The first three officers to arrive at the scene of a mass shooting in Nova Scotia in 2020 told a public inquiry on Monday they were prepared for anything as they raced to Portapique.
But they never imagined their suspect was in a vehicle nearly identical to the ones they drove.
Constables Stuart Beselt, Adam Merchant and Aaron Patton tested together on Monday at the inquiry examining the shooting that killed 22 people, including a pregnant woman and RCMP officer. The witness panel format had all three sitting side by side, as they retraced the first 90 minutes of the RCMP response on April 18, 2020.
The trio described how they drove between 160-200 km/h in separate vehicles from outside Truro to get to the scene in Portapique in about 20 minutes. At the time, they only knew there had been a shooting in the small, rural community.
Beselt acknowledged they had information upon arrival suggesting the suspect was driving what “looked like a police car,” but he said that can mean different things to different people.
“We’re open to the possibility of anything at that point, but we were specifically thinking that he had a mocked-up police car that was in every way exactly like a police car? No. It was surprising to us,” he said .
Beselt told the inquiry it wasn’t until the following day when RCMP released a photo of the gunman’s car to the public that he realized it was truly a replica police car.
“The thing you have to realize is that for him it’s a target-rich environment because he knows he’s the only fake.

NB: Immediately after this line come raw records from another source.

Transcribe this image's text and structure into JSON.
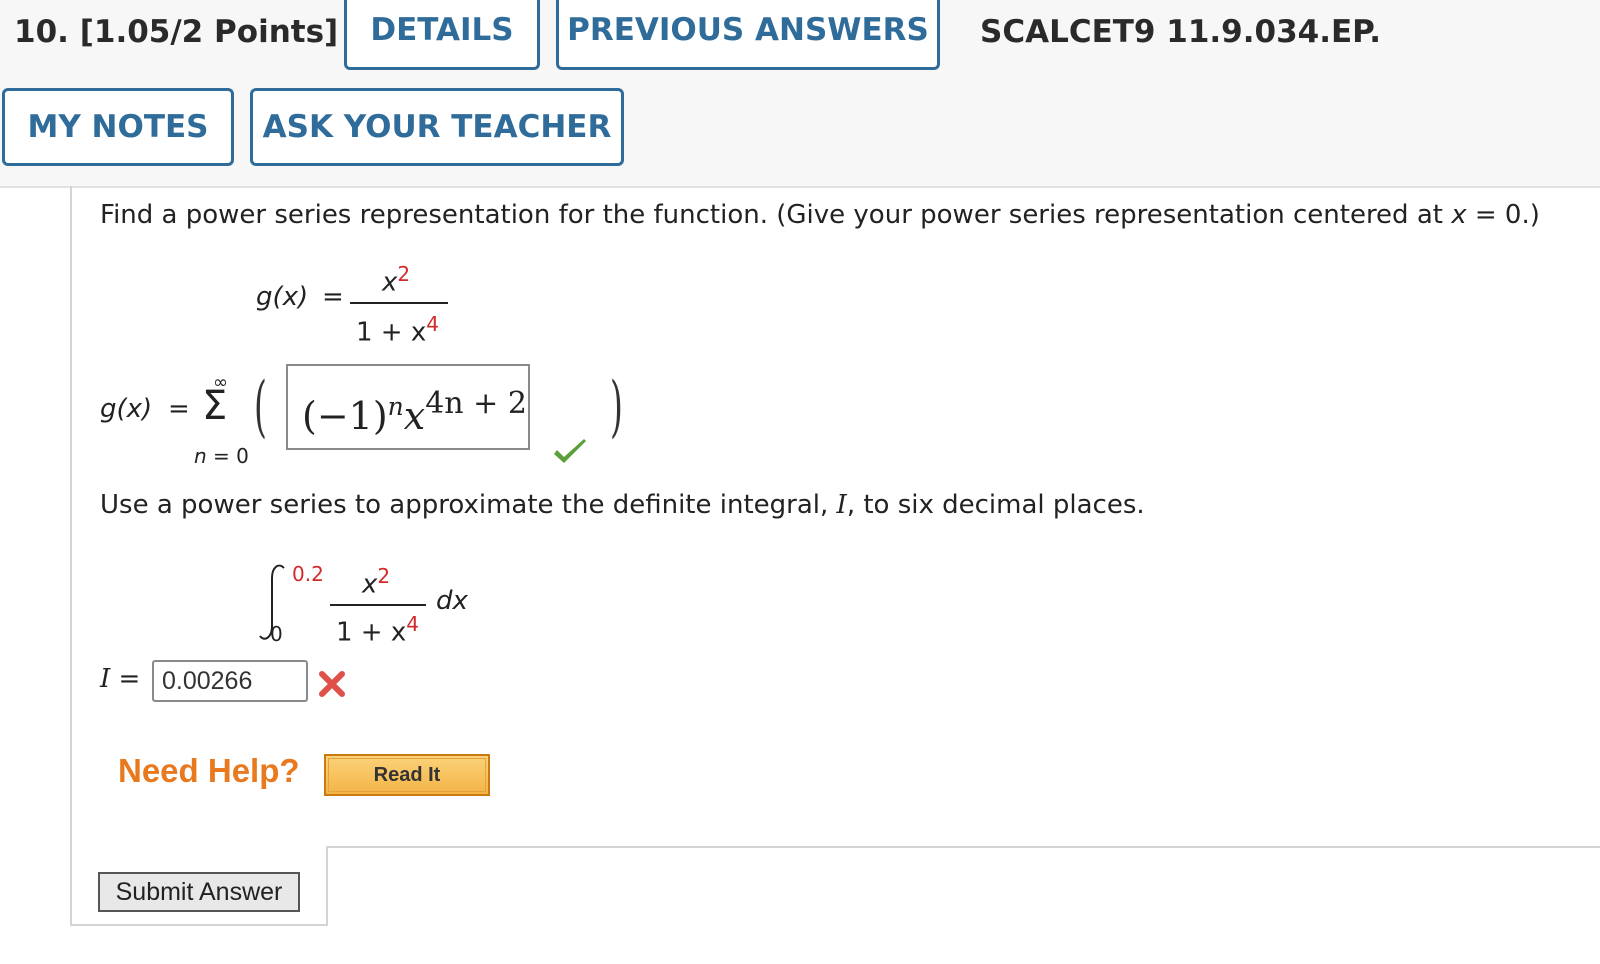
{
  "header": {
    "question_label": "10.  [1.05/2 Points]",
    "details_label": "DETAILS",
    "previous_answers_label": "PREVIOUS ANSWERS",
    "question_id": "SCALCET9 11.9.034.EP.",
    "my_notes_label": "MY NOTES",
    "ask_teacher_label": "ASK YOUR TEACHER"
  },
  "problem": {
    "prompt_1_main": "Find a power series representation for the function. (Give your power series representation centered at ",
    "prompt_1_var": "x",
    "prompt_1_end": " = 0.)",
    "function_lhs": "g(x)",
    "equals": "=",
    "numerator_base": "x",
    "numerator_exp": "2",
    "denominator_base": "1 + x",
    "denominator_exp": "4",
    "series_lhs": "g(x)",
    "sum_upper": "∞",
    "sum_symbol": "Σ",
    "sum_lower": "n = 0",
    "answer_base": "(−1)",
    "answer_n": "n",
    "answer_x": "x",
    "answer_exp": "4n + 2",
    "prompt_2_main": "Use a power series to approximate the definite integral, ",
    "prompt_2_var": "I",
    "prompt_2_end": ", to six decimal places.",
    "integral_upper": "0.2",
    "integral_lower": "0",
    "integrand_num_base": "x",
    "integrand_num_exp": "2",
    "integrand_den_base": "1 + x",
    "integrand_den_exp": "4",
    "differential": "dx",
    "i_label": "I",
    "i_value": "0.00266"
  },
  "help": {
    "need_help": "Need Help?",
    "read_it": "Read It"
  },
  "submit_label": "Submit Answer",
  "colors": {
    "accent": "#2f6c9a",
    "exponent_red": "#d02a2a",
    "correct": "#5aa03a",
    "incorrect": "#e0504a",
    "help_orange": "#e8791e"
  }
}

We had no idea the level of that car — what it was done up to be,” Beselt said.
“The next day, they did and he still got the jump on two members.”
Encountering mock cruiser would have been difficult: officer

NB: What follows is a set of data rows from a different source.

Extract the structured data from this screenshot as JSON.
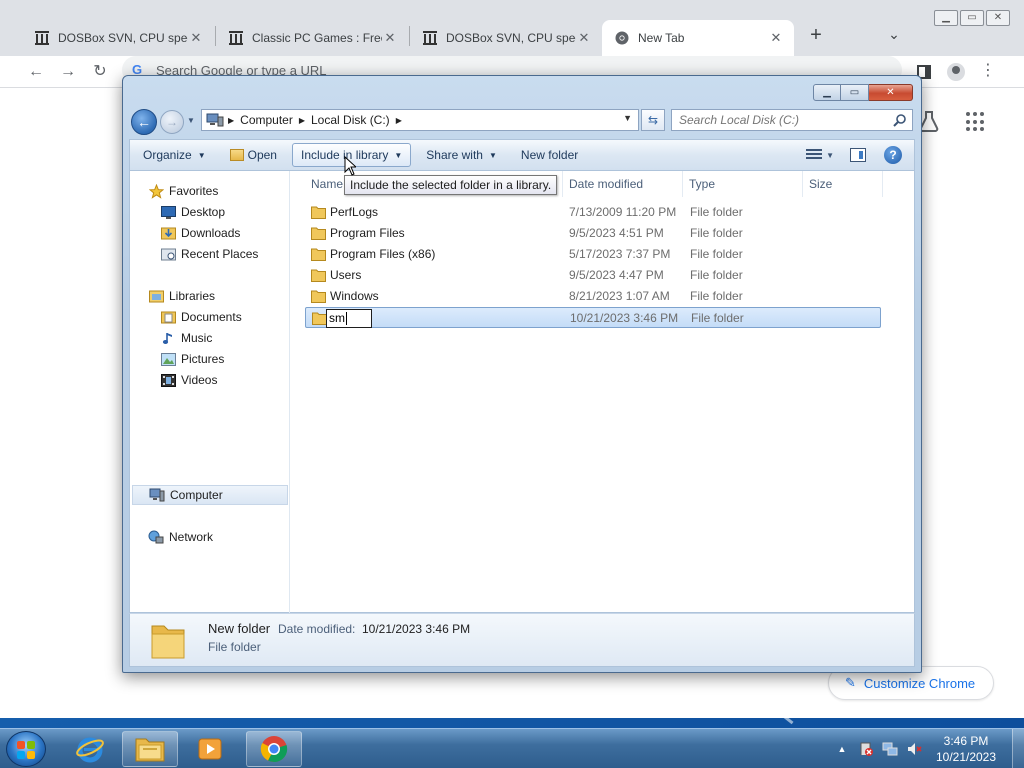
{
  "chrome": {
    "tabs": [
      {
        "title": "DOSBox SVN, CPU speed:",
        "close": "✕",
        "active": false
      },
      {
        "title": "Classic PC Games : Free",
        "close": "✕",
        "active": false
      },
      {
        "title": "DOSBox SVN, CPU speed:",
        "close": "✕",
        "active": false
      },
      {
        "title": "New Tab",
        "close": "✕",
        "active": true
      }
    ],
    "new_tab_symbol": "+",
    "tab_search_symbol": "⌄",
    "omnibox_placeholder": "Search Google or type a URL",
    "omnibox_g": "G",
    "customize_label": "Customize Chrome",
    "icons": [
      "back-icon",
      "forward-icon",
      "reload-icon",
      "side-panel-icon",
      "profile-icon",
      "menu-icon",
      "labs-icon",
      "apps-grid-icon"
    ]
  },
  "explorer": {
    "breadcrumb": [
      "Computer",
      "Local Disk (C:)"
    ],
    "search_placeholder": "Search Local Disk (C:)",
    "toolbar": {
      "organize": "Organize",
      "open": "Open",
      "include_in_library": "Include in library",
      "share_with": "Share with",
      "new_folder": "New folder"
    },
    "tooltip": "Include the selected folder in a library.",
    "nav": {
      "favorites_header": "Favorites",
      "favorites": [
        "Desktop",
        "Downloads",
        "Recent Places"
      ],
      "libraries_header": "Libraries",
      "libraries": [
        "Documents",
        "Music",
        "Pictures",
        "Videos"
      ],
      "computer": "Computer",
      "network": "Network"
    },
    "columns": {
      "name": "Name",
      "date": "Date modified",
      "type": "Type",
      "size": "Size"
    },
    "files": [
      {
        "name": "PerfLogs",
        "date": "7/13/2009 11:20 PM",
        "type": "File folder"
      },
      {
        "name": "Program Files",
        "date": "9/5/2023 4:51 PM",
        "type": "File folder"
      },
      {
        "name": "Program Files (x86)",
        "date": "5/17/2023 7:37 PM",
        "type": "File folder"
      },
      {
        "name": "Users",
        "date": "9/5/2023 4:47 PM",
        "type": "File folder"
      },
      {
        "name": "Windows",
        "date": "8/21/2023 1:07 AM",
        "type": "File folder"
      }
    ],
    "renaming_item": {
      "value": "sm",
      "date": "10/21/2023 3:46 PM",
      "type": "File folder"
    },
    "details": {
      "name": "New folder",
      "date_label": "Date modified:",
      "date_value": "10/21/2023 3:46 PM",
      "type": "File folder"
    },
    "colors": {
      "accent": "#3c7ac3",
      "selection": "#c4dcf7"
    }
  },
  "taskbar": {
    "time": "3:46 PM",
    "date": "10/21/2023",
    "pinned": [
      "internet-explorer-icon",
      "windows-explorer-icon",
      "media-player-icon",
      "chrome-icon"
    ],
    "tray_icons": [
      "show-hidden-icons",
      "action-center-icon",
      "network-icon",
      "volume-icon"
    ]
  }
}
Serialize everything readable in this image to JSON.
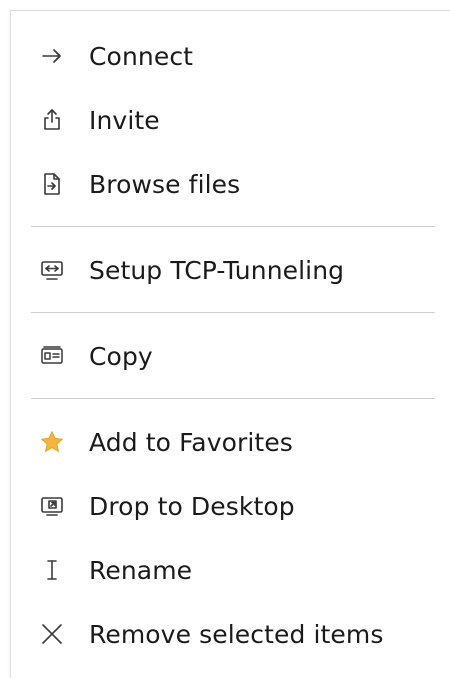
{
  "menu": {
    "items": [
      {
        "label": "Connect",
        "icon": "arrow-right-icon"
      },
      {
        "label": "Invite",
        "icon": "share-upload-icon"
      },
      {
        "label": "Browse files",
        "icon": "file-arrow-icon"
      },
      {
        "label": "Setup TCP-Tunneling",
        "icon": "tunnel-icon"
      },
      {
        "label": "Copy",
        "icon": "id-card-icon"
      },
      {
        "label": "Add to Favorites",
        "icon": "star-icon"
      },
      {
        "label": "Drop to Desktop",
        "icon": "desktop-shortcut-icon"
      },
      {
        "label": "Rename",
        "icon": "text-cursor-icon"
      },
      {
        "label": "Remove selected items",
        "icon": "close-x-icon"
      }
    ]
  },
  "colors": {
    "text": "#1b1b1b",
    "icon": "#3a3a3a",
    "star": "#f2b63a",
    "separator": "#cfcfcf"
  }
}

Beselt told the inquiry how they assumed that night it was likely an old decommissioned police car with “some of the old markings,” but he said they were open to anything.
“We didn’t ever imagine it was that detailed,” said Beselt.
Patton said if they had encountered the replica car that night, there would have been difficult decisions on how to proceed.
“We would obviously have treated it as the threat, but it would have been very difficult to take action on it, maybe feeling maybe it’s a co-worker who has made it in there before us,” he said.
Beselt said had that been the case, and they came upon the gunman, they would have been shot.
He said the officers “pointed our guns at every vehicle” they saw that night.
‘Holy this is crazy’
Roger Burrill, senior counsel for the Mass Casualty Commission that is leading the inquiry, played audio from 911 calls and radio communication between RCMP members before asking for reaction and insight.
Patton described how they weren’t fearful that night as they searched for the shooter. He said there was too much adrenaline.
“I don’t think it’s a sense of we’re the three bravest guys that there are because I don’t think that’s the case. We didn’t have a chance to be scared,” he said.
Beselt described how they chased the sounds of explosions and gunfire. Merchant said he was thinking in the back of his mind “this is crazy.”
Patton said it wasn’t until the end of the night when fires were settling that they were able to reflect on the severity of the situation.
“There was no real direction of where we needed to go, waiting for the next direction of where to go, and I think that was the first opportunity three hours in that we said, ‘Holy this is crazy.'”